Gross, whose hour-long program routinely features 20-to-40-minute interviews, shared some insights on using talking points for preparation, and using technical jargon. Here's what she had to say about an interviewee loaded with repeatable talking points:
Yeah, it’s like the last thing we want. There are some [shows] you need to go in with talking points because the person interviewing you is not going to know what to ask you. They’re not necessarily going to get to what’s interesting. And you need to come in armed with the points you want to get across. But you don’t want to sound like they’re talking points; you want them to sound spontaneous. On some shows, cable news shows, if they sound like talking points, maybe that’s not a bad thing. But we’re not that show. So you have to know where you’re sending the person and arm them accordingly.
And then she was asked about CEOs who tend to use what one of my clients calls "jargonese," in this case, a phrase like "building systems." She equivocated not at all:

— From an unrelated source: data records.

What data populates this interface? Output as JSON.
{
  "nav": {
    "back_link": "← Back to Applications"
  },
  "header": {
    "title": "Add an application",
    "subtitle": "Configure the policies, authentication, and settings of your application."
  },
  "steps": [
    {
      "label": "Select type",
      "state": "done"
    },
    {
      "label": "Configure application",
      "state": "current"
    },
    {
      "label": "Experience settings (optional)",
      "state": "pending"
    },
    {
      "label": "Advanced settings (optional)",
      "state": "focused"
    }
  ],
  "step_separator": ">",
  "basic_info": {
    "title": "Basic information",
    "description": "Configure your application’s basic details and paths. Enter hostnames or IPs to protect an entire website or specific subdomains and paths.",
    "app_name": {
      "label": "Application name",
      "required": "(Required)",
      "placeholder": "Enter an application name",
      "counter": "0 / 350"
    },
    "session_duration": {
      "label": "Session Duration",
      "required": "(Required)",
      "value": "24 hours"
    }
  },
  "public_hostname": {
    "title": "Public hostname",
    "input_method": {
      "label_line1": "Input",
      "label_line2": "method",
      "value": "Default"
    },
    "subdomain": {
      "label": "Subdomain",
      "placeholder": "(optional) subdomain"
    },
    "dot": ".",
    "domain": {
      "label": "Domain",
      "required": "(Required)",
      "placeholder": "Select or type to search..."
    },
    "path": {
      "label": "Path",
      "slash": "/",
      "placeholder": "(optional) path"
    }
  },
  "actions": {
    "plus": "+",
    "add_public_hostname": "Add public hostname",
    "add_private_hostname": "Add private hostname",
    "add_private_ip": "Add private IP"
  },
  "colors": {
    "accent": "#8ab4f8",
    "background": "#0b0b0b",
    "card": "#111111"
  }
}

No, no, no, no, no. You cannot use those words. If people are talking about building systems, they are not going to be on our show. There are times when I think the CEO shouldn’t be the person who should be sent out—it’s the person in the field. If you want to talk about effective teaching strategies, maybe you want to send an effective teacher, who can tell first person stories about what works and what doesn’t in the classroom.
So, media relations types, there's your target: A CEO who can handle a long-form interview without sounding like either a robot or a jargon-laden strategic plan. Can you manage that? If you want media training for that CEO to increase storytelling and conversational interview skills, email me at eloquentwoman AT gmail DOT com.